Researchers found that pregnant women with at least one TSH measurement of less than 0.1 mIU/L (n = 351 pregnancies) were more than twice as likely to experience preterm delivery vs. controls (OR = 2.14; 95% CI, 1.51-2.78). Undertreatment was not associated with adverse pregnancy or neonatal outcomes.

“This is a manuscript that resonated with me because it made me question some of my practices,” Haymart said. “This could be practice-changing or at least stimulate additional studies.”

Thyroid imaging in children

The thyroid imaging reporting and data system (TI-RADS) of ultrasound scoring has not been previously validated in pediatric patients, Haymart said. A retrospective analysis published in Radiology in 2020 assessed data from 314 children (mean age, 15 years; 82.8% girls) from a single center who underwent fine-needle aspiration biopsy between 2004 and 2017; the number of nodules that would be biopsied based on TI-RADS was compared with the number of nodules biopsied in clinic. Researchers observed that 19.1% of nodules were malignant and the use of TI-RADS alone would have missed 22% of cancers (17 of 77), Haymart said.

“A limitation of this was the retrospective design; TI-RADS was bound to fail,” Haymart said. “But there is a signal from this [study] that suggests additional work is needed. Maybe we need to think about modifications to TI-RADS for children.”

Race disparities in hypothyroidism treatment

A study published in the Journal of the Endocrine Society in March analyzed data from adults who underwent thyroid function testing as part of the 2007-2012 waves of the National Health and Nutrition Examination Survey and had hypothyroidism (n = 698). Within the cohort, 536 adults were treated, 115 were untreated with subclinical hypothyroidism and 47 were untreated with clinical hypothyroidism. Researchers stratified participants as undertreated (TSH > 5.6 mIU/L), overtreated (TSH < 0.3 mIU/L) and adequately treated. Within the cohort, 10.4% were undertreated and 12.7% were overtreated.

“I chose this because most of the disparities research done today focuses on thyroid cancer and thyroid surgery, and a lot of it has been conducted by our surgical colleagues,” Haymart said. “There is more work that can be done in thyroid function, in thyroid and pregnancy and in other areas of thyroid.”

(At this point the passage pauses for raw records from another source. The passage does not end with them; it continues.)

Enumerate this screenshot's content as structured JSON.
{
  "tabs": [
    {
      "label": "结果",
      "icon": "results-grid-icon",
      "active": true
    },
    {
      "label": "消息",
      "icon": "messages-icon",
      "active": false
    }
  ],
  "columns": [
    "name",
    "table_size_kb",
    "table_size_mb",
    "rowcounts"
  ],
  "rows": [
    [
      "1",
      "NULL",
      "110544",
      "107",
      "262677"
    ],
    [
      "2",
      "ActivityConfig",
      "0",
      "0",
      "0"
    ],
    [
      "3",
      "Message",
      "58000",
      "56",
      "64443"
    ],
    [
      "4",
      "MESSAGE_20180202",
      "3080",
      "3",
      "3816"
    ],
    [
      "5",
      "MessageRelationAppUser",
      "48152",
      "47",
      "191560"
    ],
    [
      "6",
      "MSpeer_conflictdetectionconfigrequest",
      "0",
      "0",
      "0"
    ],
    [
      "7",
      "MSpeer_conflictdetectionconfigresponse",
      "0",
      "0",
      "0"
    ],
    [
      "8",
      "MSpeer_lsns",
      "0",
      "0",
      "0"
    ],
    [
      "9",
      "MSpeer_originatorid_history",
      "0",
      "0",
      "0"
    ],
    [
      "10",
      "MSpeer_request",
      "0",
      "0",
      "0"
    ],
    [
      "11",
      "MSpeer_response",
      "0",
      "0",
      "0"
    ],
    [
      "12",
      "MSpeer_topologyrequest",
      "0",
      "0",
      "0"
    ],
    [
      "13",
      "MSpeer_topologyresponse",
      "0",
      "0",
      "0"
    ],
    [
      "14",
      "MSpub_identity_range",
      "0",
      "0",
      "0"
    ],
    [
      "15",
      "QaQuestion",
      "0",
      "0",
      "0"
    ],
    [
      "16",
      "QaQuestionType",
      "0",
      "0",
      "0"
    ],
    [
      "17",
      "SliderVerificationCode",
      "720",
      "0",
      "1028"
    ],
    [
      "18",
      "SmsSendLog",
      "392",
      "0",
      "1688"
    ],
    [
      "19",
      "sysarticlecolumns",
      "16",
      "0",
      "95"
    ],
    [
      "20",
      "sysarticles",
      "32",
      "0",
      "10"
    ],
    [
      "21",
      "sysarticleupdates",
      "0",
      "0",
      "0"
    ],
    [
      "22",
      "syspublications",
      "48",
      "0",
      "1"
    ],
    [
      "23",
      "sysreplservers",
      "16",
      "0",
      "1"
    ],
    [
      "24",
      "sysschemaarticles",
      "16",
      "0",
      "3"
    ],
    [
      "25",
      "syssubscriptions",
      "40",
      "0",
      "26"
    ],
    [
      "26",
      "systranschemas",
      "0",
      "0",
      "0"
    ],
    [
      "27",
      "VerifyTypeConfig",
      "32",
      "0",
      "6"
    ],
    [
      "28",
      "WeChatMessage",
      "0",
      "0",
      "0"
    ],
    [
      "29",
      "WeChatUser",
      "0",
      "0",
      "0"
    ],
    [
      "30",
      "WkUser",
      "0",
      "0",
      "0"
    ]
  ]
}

Researchers found male sex, age younger than 45 years and lack of access to routine health care was associated with lack of treatment with thyroid hormone; race, income level and education level were not associated with treatment, Haymart said. However, in multivariate regression analyses combining over- and undertreated adults, Hispanic race was associated with increased risk for inadequate treatment compared with non-Hispanic white adults (OR = 2.42; 95% CI, 1.14-5.14).

“Why is this clinically important?” Haymart said. “First, further work is needed to understand if downstream, Hispanic adults are experiencing adverse outcomes or events because of this; more osteoporosis or arrythmia. Are young women who are pregnant experiencing more adverse pregnancy outcomes related to under- or overtreatment? Are there systemic-level barriers that we are unaware of? Are there issues with patient-physician communication? This suggests an area for future research.”

References:

Douglas RS, et al. N Engl J Med. 2020;doi:10.1056/NEJMoa1910434.

Ettleson MD, et al. J Endocr Soc. 2021;doi:10.1210/jendso/bvab041.

Lemieux P, et al. Thyroid. 2021;doi:10.1089/thy.2020/0609.

Richman DM, et al. Radiology. 2019;doi:10.1148/radiol.2019191326.

Wirth LJ, et al. N Engl J Med. 2020;doi:10.1056/NEJMoa2005651.